Guest post by Paul Dorian,
“According to my observations, the tail of Comet ATLAS is 1.2 degrees long,” reports Gerald Rhemann who recorded this image on Friday, March 27th from his backyard observatory in Eichgraben, Lower Austria (courtesy spaceweather.com)
About a month ago, Comet ATLAS was very difficult to find, but it is now as bright as an 8th magnitude star and has generated quite an impressive tail. This brightness is hundreds of times brighter than astronomers predicted when it discovered the comet several months ago. While it is still too dim to see with the unaided eye, it is becoming an increasingly easy target for backyard telescopes. The comet is expected to become much brighter by the time it sweeps by the sun closer than Mercury during late May, it could even rival Venus in the evening sky.
The orbit of Comet ATLAS and position as of Thursday, April 2nd; courtesy NASA, theskylive.com
Comet ATLAS was discovered by the Asteroid Terrestrial-impact Last Alert System (ATLAS) and has been given the nickname of ATLAS, but its official name is C/2019 Y4. ATLAS is an asteroid impact early warning system being developed by the University of Hawaii and is funded by NASA. It consists of two telescopes, 100 miles apart, which automatically scan the whole sky several times every night looking for moving objects. ATLAS will provide one day’s warning for a 30-kiloton “town killer,” a week for a 5-megaton “city killer,” and three weeks for a 100-megaton “county killer”. So far, ATLAS has discovered 427 near-earth asteroids and as many as 37 comets included the one now being referred to as Comet ATLAS.
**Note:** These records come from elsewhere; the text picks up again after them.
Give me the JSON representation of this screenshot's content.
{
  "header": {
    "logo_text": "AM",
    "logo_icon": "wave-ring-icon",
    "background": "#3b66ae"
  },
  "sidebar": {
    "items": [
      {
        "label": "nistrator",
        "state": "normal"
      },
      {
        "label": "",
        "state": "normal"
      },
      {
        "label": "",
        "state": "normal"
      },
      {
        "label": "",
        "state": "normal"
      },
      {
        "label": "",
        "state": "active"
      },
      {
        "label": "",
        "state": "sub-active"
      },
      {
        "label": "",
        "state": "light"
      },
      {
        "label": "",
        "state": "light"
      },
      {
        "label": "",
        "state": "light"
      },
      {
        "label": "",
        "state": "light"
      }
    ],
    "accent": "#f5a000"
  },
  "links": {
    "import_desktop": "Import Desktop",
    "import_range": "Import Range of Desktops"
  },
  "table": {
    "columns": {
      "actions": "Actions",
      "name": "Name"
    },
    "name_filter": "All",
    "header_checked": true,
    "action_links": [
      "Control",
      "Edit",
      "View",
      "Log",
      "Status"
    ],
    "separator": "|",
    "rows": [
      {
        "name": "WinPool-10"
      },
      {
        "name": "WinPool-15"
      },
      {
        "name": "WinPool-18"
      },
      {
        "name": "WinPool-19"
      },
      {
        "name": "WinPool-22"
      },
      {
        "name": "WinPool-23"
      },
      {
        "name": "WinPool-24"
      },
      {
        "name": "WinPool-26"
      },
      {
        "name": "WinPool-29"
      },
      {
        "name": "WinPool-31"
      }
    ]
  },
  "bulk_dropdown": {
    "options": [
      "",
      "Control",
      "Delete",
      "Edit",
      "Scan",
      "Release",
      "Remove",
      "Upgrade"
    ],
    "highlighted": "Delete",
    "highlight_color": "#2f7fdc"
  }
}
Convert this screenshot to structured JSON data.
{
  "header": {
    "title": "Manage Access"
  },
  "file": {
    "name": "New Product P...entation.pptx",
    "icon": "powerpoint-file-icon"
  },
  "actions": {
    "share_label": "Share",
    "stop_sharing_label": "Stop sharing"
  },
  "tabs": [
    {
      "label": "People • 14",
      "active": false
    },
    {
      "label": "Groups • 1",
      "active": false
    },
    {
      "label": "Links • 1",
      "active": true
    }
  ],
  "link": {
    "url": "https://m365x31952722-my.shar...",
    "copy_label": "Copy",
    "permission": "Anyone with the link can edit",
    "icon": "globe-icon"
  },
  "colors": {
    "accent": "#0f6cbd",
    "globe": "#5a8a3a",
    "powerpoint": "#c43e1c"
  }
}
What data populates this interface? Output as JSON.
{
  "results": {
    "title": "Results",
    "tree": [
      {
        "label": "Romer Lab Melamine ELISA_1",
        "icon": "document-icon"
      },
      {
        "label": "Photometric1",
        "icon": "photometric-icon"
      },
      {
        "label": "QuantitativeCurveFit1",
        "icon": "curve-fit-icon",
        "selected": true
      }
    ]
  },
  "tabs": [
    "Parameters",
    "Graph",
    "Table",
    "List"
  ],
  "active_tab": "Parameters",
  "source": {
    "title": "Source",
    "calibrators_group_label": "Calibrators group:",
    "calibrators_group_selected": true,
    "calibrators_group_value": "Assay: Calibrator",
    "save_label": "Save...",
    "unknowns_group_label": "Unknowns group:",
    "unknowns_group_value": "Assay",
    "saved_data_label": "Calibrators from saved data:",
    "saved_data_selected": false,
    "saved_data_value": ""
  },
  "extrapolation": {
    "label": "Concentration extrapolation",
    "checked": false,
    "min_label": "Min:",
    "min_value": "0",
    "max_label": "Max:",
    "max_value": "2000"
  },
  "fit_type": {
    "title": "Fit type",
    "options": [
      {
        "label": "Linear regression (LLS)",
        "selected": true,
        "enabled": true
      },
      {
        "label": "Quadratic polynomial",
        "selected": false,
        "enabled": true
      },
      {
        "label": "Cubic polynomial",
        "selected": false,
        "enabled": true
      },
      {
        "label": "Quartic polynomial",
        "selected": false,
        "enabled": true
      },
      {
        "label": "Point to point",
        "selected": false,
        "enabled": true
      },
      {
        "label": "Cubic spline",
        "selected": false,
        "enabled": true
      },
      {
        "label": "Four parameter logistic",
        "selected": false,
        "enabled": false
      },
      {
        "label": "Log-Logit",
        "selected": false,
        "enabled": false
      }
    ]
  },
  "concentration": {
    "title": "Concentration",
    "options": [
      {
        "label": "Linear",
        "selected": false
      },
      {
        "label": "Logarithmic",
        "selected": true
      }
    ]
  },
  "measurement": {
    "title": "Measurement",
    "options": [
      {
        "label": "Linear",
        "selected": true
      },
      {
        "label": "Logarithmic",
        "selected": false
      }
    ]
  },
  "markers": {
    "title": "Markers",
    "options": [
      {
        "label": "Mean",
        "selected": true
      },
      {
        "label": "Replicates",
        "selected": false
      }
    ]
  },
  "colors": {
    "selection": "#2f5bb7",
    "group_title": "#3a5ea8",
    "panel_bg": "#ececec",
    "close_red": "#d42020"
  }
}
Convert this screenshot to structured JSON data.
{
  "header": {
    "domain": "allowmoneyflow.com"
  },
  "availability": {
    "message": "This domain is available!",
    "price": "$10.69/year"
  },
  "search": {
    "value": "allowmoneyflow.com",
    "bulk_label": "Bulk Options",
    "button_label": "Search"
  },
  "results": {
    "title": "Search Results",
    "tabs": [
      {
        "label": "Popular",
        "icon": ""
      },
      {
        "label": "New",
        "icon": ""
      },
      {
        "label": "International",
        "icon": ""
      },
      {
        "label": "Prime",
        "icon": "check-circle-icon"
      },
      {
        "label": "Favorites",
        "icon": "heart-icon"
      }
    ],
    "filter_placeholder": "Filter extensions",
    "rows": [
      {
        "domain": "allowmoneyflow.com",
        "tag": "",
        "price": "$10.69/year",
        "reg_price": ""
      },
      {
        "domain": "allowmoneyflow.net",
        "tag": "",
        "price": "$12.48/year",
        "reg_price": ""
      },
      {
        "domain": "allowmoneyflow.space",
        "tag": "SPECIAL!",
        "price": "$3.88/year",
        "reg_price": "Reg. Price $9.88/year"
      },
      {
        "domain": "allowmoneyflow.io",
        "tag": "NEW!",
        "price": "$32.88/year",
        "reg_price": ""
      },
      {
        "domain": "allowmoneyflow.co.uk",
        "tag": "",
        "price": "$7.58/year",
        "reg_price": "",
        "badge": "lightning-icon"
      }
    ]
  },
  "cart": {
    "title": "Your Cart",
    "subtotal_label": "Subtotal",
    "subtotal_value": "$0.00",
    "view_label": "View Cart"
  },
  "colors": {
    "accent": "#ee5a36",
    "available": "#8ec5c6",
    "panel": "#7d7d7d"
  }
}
Location of the ATLAS telescopes; courtesy The ATLAS project, NASA
The comet’s last Earth fly-by was sometime around 4000 BC when it was witnessed by early ancient Egyptian farmers as well as Neolithic tribes in Ireland, northern Scotland and across Scandinavia, but this most recent pass was first spotted on December 28, 2019 by ATLAS. The comet is hundreds of times brighter than originally predicted at the time of discovery and there is increasing hope that it will become quite bright when it approaches the sun during the latter part of the month of May. Brightness estimates for Comet ATLAS range from magnitude +1 to -10 which is somewhere between a 1st magnitude star and the waxing crescent moon.
The image (top) of Comet ATLAS was taken from a backyard observatory (12-inch telescope) in Austria on Friday, March 27th and shows quite an impressive tail. In fact, an estimate of the tails length of 1.2 degrees is roughly equivalent to 3.3 million kilometers or more than twice as wide as the sun. Comet tails are dust and gas that get illuminated by the sun as the comet gets closer. By late May, Comet ATLAS will be only about 0.25 AU away from the sun and getting closer than Mercury (one AU (astronomical unit) is equivalent to the distance between the Earth and the Sun). Comet ATLAS is known as a hyperbolic comet and is currently in the constellation Ursa Major (the Big Dipper) in the northern sky orbiting Mars.
Stay tuned…predictions of comet brightness have certainly had mixed results in recent history, but there is increasing hope that this one can put on quite a dazzling show later next month. By the end of April, Comet ATLAS will be in the constellation of Camelopardalis and best seen just after sunset, in the western twilight sky. After May, ATLAS will continue its journey towards the center of our solar system, getting closer to the Sun which will make it harder to see. It is expected to come back around in June when it may be visible again on its way out of sight once more.
Meteorologist Paul Dorian